This could be looked at as inefficient. Instead, the user could set the default storage location and not have to indicate such each time the camera is used.
6. Regression Testing
Changes and upgrades are made to software continually.
Regression testing ensures that new versions or upgrades have not created problems for other areas previously working okay.
The test is carried out using previous test cases and the new results compared to previous results.
7. Security Testing
Every software is liable to malicious attacks and intruders.
Security testing looks for loopholes, defects and vulnerabilities in the system that can expose the software to such threats.
Software Testing Methods
Methods are the ways by which the tests are actually carried out.
Ad-hoc Testing (a.k.a. monkey or random testing)
– A test carried out with no documentation or planning given. It is usually carried out randomly without any pre-defined process or intention.
2. Agile Testing
– A testing that ensures that the ideals of agile software development are adhered to according to their Manifesto.
3. Black Box Testing (a.k.a. Behavioral testing)

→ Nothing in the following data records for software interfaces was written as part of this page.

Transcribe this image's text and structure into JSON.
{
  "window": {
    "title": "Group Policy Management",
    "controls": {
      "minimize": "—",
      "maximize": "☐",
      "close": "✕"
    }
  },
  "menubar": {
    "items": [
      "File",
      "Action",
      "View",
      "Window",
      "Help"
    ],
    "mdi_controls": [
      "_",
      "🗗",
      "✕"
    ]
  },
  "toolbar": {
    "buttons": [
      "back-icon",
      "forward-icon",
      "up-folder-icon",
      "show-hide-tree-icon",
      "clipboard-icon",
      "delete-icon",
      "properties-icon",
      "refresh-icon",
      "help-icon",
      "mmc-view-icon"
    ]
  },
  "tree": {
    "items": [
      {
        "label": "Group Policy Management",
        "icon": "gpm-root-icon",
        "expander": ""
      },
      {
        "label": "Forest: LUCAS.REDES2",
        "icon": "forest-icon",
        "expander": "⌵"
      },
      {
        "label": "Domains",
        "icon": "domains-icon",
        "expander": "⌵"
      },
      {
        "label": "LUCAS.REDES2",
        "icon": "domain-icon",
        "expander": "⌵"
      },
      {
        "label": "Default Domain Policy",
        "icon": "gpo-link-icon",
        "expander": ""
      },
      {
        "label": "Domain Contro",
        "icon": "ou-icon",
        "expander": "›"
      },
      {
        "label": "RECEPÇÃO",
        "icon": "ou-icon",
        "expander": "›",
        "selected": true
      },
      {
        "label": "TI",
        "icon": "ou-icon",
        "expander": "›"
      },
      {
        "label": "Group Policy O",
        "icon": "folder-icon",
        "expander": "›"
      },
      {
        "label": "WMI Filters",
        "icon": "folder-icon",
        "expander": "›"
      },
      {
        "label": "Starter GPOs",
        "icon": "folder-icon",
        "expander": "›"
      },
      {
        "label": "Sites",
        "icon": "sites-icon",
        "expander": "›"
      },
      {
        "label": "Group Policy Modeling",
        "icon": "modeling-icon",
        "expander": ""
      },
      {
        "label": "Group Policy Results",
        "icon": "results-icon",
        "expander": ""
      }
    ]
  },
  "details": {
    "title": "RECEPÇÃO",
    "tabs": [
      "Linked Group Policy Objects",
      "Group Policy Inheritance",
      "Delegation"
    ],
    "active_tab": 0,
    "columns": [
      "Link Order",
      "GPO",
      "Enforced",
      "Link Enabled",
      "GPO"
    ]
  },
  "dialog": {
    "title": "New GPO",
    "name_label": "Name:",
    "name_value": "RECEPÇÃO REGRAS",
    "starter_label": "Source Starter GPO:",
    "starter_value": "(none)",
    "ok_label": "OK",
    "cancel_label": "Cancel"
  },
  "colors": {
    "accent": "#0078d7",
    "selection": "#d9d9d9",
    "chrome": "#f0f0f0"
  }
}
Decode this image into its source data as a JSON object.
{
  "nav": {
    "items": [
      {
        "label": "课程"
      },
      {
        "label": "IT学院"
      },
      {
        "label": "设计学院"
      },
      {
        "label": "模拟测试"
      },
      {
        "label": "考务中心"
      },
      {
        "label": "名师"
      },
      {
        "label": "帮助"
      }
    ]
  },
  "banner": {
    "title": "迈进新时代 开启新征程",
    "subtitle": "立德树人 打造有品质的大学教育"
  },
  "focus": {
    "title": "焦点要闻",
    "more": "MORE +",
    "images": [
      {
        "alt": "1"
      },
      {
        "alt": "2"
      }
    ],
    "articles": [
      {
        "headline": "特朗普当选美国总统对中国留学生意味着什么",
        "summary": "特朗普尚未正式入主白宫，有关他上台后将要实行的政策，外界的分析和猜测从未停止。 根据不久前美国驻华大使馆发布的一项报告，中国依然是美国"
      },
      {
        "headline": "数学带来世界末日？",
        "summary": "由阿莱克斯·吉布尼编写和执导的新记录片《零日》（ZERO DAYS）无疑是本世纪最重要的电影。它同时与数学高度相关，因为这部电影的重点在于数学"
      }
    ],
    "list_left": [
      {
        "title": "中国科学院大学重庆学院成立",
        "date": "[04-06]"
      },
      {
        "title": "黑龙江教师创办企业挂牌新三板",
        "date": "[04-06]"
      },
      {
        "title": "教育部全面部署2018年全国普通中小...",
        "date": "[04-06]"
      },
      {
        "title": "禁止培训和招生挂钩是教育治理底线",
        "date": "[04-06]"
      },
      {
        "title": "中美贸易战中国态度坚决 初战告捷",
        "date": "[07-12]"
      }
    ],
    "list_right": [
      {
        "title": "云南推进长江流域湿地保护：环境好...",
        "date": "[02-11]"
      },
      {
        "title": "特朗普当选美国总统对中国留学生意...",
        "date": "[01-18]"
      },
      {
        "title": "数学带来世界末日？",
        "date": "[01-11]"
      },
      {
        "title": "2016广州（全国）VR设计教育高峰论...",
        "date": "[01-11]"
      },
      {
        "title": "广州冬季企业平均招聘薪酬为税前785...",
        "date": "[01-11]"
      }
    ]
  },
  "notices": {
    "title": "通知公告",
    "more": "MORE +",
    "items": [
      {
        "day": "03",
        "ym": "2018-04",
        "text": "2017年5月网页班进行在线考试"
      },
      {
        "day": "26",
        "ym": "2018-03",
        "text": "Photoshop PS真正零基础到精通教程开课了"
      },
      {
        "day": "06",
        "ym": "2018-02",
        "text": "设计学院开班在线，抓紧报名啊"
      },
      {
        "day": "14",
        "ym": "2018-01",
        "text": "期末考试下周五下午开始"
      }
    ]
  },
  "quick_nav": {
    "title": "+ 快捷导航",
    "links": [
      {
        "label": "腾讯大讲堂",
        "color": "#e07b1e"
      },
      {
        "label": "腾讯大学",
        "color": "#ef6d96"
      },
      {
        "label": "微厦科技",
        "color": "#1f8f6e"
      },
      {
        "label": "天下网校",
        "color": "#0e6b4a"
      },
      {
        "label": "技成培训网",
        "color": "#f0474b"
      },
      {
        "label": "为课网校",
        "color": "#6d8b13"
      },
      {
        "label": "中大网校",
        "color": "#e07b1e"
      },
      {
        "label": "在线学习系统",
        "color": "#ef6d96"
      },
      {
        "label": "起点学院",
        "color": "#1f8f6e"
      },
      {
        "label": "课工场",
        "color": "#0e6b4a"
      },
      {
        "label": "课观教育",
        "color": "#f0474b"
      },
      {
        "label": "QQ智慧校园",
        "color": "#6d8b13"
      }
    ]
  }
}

This is testing of the entire system by persons who have no idea about the design, structure and implementation of the software.
It is tested for errors in interface, performance, behavior, data structures, functions, etc.
4. White Box Testing (a.k.a. Blass Box testing, Clear Box testing, Open Box testing)
This is similar to Black Box testing except that the design, structure and implementation of the software are known to the tester.
5. Gray Box Testing
– A testing comprising of the two ideals of the black box and white box testing. Some parts of the design, structure and implementation of the item are known to the tester and some are not.
As said earlier, there are different techniques of testing a software-defined on your perspective.
To explain the difference between levels, methods and types, a Performance Test (a Type) can be carried out during System Testing (a Level) using White Box Testing (a Method).